The War in Afghanistan: Unpopular Among Afghans, Unpopular Among Allies

Besides provoking a series of anti-US protests, last month’s Herat airstrike brought harsh condemnation from Afghan President Hamid Karzai. Not long after, Karzai blamed the British government for the upsurge in Taliban activity in Helmand Province. These were just the latest signs that the war, nearing its seventh year and creating ever more civilian casualties, is wearing thin with Afghanistan’s people and government.

But discontent with the seemingly endless conflict doesn’t end at the Afghan border. There are indications that, at a time when the US is pressing allies to deploy ever increasing numbers of troops to the central Asian nation, the populaces of those allies are also growing disillusioned with the conflict.

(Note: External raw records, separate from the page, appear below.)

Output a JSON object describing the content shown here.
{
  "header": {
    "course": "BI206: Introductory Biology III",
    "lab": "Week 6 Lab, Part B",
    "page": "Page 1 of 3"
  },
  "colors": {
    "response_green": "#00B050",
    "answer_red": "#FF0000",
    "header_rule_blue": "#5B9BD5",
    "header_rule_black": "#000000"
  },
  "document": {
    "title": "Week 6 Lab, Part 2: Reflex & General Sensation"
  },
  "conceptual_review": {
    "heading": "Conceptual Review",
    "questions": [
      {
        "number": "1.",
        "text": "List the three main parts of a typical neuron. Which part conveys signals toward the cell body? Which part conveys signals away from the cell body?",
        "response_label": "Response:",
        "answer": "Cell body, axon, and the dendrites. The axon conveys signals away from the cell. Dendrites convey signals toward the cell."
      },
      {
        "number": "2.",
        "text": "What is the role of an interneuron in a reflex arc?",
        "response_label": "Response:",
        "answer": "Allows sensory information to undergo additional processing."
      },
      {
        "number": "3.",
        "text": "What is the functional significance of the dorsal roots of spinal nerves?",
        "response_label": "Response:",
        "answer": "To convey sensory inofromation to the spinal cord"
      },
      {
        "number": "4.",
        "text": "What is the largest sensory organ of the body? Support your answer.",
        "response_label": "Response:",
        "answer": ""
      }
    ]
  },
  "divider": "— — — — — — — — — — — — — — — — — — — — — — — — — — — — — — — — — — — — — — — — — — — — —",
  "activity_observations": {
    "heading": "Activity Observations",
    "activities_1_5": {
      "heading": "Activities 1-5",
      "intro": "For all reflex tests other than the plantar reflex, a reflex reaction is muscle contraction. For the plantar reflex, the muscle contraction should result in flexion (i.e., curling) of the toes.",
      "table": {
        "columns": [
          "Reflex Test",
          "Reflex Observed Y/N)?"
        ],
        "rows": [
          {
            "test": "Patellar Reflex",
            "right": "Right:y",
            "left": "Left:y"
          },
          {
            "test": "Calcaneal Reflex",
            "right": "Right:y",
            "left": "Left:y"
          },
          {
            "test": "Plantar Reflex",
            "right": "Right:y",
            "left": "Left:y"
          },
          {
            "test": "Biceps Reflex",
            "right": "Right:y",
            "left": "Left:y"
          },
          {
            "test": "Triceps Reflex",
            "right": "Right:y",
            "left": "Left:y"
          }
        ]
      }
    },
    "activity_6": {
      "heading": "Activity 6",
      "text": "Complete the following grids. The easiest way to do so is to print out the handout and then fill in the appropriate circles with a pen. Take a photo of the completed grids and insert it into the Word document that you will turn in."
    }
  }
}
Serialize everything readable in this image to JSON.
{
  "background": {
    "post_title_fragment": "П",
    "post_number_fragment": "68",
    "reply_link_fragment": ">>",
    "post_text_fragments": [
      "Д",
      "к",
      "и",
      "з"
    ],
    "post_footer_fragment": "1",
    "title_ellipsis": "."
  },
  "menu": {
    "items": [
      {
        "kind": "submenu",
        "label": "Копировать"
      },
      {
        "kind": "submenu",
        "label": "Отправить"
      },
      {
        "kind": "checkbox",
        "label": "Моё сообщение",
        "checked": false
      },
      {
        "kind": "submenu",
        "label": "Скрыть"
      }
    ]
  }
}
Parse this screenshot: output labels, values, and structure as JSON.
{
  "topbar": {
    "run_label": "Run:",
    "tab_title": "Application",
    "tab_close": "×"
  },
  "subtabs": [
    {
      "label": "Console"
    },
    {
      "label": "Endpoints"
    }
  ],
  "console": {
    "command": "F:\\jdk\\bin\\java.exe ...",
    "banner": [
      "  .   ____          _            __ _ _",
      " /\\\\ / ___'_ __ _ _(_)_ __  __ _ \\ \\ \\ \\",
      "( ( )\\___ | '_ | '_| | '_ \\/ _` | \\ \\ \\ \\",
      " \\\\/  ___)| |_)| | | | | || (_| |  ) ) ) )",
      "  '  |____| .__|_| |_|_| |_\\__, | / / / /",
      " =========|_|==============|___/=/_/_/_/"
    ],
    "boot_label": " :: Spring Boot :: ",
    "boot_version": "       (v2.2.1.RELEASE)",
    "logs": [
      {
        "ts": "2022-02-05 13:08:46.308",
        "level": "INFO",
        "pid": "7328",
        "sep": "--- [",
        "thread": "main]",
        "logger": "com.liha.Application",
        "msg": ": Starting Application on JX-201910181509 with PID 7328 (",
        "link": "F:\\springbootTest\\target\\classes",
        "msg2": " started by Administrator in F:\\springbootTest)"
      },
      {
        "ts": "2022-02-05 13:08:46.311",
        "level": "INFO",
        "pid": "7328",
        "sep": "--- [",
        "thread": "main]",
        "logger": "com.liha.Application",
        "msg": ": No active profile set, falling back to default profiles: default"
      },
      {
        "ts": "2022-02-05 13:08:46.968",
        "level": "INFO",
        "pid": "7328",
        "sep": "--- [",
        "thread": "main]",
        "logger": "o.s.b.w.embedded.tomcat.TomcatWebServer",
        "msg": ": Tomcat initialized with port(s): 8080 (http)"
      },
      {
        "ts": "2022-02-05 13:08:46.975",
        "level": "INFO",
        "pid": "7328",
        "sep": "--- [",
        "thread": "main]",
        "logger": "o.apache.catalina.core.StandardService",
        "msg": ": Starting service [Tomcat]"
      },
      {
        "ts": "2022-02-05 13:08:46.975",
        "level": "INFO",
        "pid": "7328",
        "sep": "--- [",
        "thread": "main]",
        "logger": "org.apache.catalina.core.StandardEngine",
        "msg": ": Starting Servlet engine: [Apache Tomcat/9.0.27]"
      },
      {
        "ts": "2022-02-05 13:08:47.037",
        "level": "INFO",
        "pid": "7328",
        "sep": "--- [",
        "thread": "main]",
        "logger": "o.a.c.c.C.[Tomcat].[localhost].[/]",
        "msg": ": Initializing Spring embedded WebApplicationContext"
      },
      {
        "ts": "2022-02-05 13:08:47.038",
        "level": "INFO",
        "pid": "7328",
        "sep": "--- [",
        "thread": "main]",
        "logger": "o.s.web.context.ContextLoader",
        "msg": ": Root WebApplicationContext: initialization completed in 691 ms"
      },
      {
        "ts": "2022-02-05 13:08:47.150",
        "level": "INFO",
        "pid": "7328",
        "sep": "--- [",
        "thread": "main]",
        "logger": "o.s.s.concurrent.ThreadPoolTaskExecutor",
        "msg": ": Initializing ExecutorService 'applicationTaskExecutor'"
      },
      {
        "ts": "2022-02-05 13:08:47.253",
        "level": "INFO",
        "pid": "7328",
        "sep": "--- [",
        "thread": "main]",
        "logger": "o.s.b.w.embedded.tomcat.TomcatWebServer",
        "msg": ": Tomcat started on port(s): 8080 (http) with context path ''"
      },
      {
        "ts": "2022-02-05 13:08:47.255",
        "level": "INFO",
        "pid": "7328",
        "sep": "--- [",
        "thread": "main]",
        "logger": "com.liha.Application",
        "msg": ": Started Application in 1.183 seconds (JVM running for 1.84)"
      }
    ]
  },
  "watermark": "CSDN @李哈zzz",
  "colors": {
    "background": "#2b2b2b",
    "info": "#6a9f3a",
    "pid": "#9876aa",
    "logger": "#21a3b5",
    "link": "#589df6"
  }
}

Last month, a Taliban ambush killed 10 French soldiers. And while French President Nicolas Sarkozy pledged his continued commitment to the war, a poll showed that 55 percent of French voters want to bring the troops home. Unlikely to happen given Sarkozy’s large majority in parliament, but how long will the French government be able to ignore the voters?

Not much longer, if Canada is any indication. Canadian Prime Minister Stephen Harper has called a snap election in hopes of increasing the Conservative majority. And even though the government has chosen to withhold information about the war’s costs for fear of influencing the election the Canadian media still believes that, as their military’s death count nears 100, their support for the war will hurt the Conservatives in the coming election. The war has been increasingly unpopular among Canadians, with a poll last week showing 61 percent of Canadians feel the cost has been unacceptable.

And today, Der Spiegel has released an article on the expanding violence. It features the provocative headline “Germany Discovers a War in Afghanistan,” and suggests that as Germany’s government is poised to increase its commitment to the conflict the German public is waking up to the realization that this is not merely a “development assistance” mission which their military is involved in, but a full scale war. A war which is unlikely to be any more popular in Germany than it has been for its NATO allies.

Author: Jason Ditz

Jason Ditz is Senior Editor for He has 20 years of experience in foreign policy research and his work has appeared in The American Conservative, Responsible Statecraft, Forbes, Toronto Star, Minneapolis Star-Tribune, Providence Journal, Washington Times, and the Detroit Free Press.